Are we, are we, our brothers keeper? Are we able to even address in polite company such a taboo subject? Are the figures simply so daunting that we are just left in a numbness of mind that has no direction of home. When it was reported back in 2008 that a full 50% of the suicides amongst veterans were in the ranks of the Reserve and the Guard, did they slow down the deployment of these young men and women until we got a grip on the nuances of the Guard traninng? No, we needed numbers, big numbers for the General’s, “Surges”, all of them. And now they are surging home, and the ghosts of war are at our doorstep. In the last two articles I asked our readers if we are ready for a reception that may not be as rosy as we wish.
Is it possible to have every neighborhood trained and armed with a compassionate platoon of listeners and go-to people for times of distress? We cannot just live behind the bumper stickers of support. we have to have some feet…or cliche as it sounds, some boots on the ground. We need a “surge” of families and friends who will be at the vets side in a heartbeat. The now running national TV advertisement with all the Medal of Honor recipients, beseeching the young soldiers to get help, as many of them acknowledge they wish they had done, is a laudable move in the right direction.
The trail into the woods of suicide is dark and booby trapped. No single hypothesis has ever touched the ambiguous and complex motives that lead to suicide. Literature is strewn with attempts to grapple with the under-belly of this human particular. From Judas Iscariot, to the writings of, T.S. Elliot’s Wasteland, the Myth of Sisphus, Sartre’s “No Exit,” Soren Kierkegaard’s concept of despair that surpasses all clinical definitions of depression, to the endless tomes of poetry from the Greek tragedies to the modern Sylvia Plath, no one has captured the monster in a cage for lengthy study. It is time to come out of the closet and dance with the demons of war. so as to escort them off the floor.
“The passion for destruction is also a creative passion.” Michael Bakunin
The massive amount of material from sociologists and clinical psychiatrists only adds to a pile of documentation for professional journals and epidemiologists and not one iota of helpfulness for the layman. And most all of the research is ipso post facto. Prevention is vacant.
It may well be that no one wants to enter the shabby, chaotic, tortured and agonizing world of suicide.
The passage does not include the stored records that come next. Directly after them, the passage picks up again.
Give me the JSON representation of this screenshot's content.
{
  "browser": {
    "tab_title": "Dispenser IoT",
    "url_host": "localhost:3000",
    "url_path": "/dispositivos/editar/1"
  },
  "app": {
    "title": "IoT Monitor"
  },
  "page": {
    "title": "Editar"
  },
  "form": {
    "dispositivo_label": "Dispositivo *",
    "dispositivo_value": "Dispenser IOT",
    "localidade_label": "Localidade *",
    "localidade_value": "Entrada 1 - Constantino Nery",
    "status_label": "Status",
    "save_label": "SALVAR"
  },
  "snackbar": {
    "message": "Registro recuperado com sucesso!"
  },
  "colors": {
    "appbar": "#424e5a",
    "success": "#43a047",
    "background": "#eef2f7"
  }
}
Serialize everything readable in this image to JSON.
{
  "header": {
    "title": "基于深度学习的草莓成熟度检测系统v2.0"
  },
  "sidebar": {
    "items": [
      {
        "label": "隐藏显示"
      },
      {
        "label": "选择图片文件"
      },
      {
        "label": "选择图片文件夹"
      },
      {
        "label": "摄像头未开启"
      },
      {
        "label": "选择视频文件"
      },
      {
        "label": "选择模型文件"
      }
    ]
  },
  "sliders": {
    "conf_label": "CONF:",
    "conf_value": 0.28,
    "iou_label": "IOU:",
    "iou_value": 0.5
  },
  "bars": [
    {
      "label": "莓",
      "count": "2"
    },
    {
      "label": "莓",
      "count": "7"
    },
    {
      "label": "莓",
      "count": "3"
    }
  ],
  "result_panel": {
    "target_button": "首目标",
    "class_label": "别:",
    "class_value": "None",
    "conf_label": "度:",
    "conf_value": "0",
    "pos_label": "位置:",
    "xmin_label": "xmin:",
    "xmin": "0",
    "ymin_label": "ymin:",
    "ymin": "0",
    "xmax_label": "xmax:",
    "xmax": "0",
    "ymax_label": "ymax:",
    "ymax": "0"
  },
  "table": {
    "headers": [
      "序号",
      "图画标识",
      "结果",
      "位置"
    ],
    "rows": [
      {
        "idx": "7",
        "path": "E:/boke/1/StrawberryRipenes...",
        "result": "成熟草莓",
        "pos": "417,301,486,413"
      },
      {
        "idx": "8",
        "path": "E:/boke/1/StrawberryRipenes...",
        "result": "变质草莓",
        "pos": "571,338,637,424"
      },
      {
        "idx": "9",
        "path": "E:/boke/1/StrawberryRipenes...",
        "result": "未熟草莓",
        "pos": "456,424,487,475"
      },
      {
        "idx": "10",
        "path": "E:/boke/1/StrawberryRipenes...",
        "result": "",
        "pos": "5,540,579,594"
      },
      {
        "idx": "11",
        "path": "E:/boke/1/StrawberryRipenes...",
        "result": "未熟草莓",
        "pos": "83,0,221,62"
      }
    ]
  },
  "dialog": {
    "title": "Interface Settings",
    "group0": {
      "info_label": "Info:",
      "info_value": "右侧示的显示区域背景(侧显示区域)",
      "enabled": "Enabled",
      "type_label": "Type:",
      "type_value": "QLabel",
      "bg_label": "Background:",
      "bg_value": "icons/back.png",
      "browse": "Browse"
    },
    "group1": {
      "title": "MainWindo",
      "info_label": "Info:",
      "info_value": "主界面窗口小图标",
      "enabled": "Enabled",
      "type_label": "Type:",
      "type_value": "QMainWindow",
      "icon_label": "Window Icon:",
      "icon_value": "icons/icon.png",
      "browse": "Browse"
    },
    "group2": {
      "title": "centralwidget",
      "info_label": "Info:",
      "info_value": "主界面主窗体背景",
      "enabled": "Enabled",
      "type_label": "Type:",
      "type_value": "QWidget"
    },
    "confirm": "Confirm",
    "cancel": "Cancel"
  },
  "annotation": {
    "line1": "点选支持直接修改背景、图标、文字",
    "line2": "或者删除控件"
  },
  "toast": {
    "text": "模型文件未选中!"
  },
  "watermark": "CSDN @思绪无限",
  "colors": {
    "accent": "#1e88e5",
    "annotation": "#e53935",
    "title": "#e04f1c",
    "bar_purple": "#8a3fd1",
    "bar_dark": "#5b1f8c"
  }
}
With all of our revered Research Foundations and think tanks- the Heritages the Cato’s the Enterprise Institutes the Rand’s, et al, is there not a one of them that could side-step long enough to research what is killing the souls of our young warriors?
Is this the arena for the Jeff Bazos and Bill Gates clan to direct their foundation monies?
Is the business of life and death to subconsciously abhorrent for study?
Life and death is the reason for war. One side must win. Suicide apparently elects to not take sides.
Only the dead know the end of war.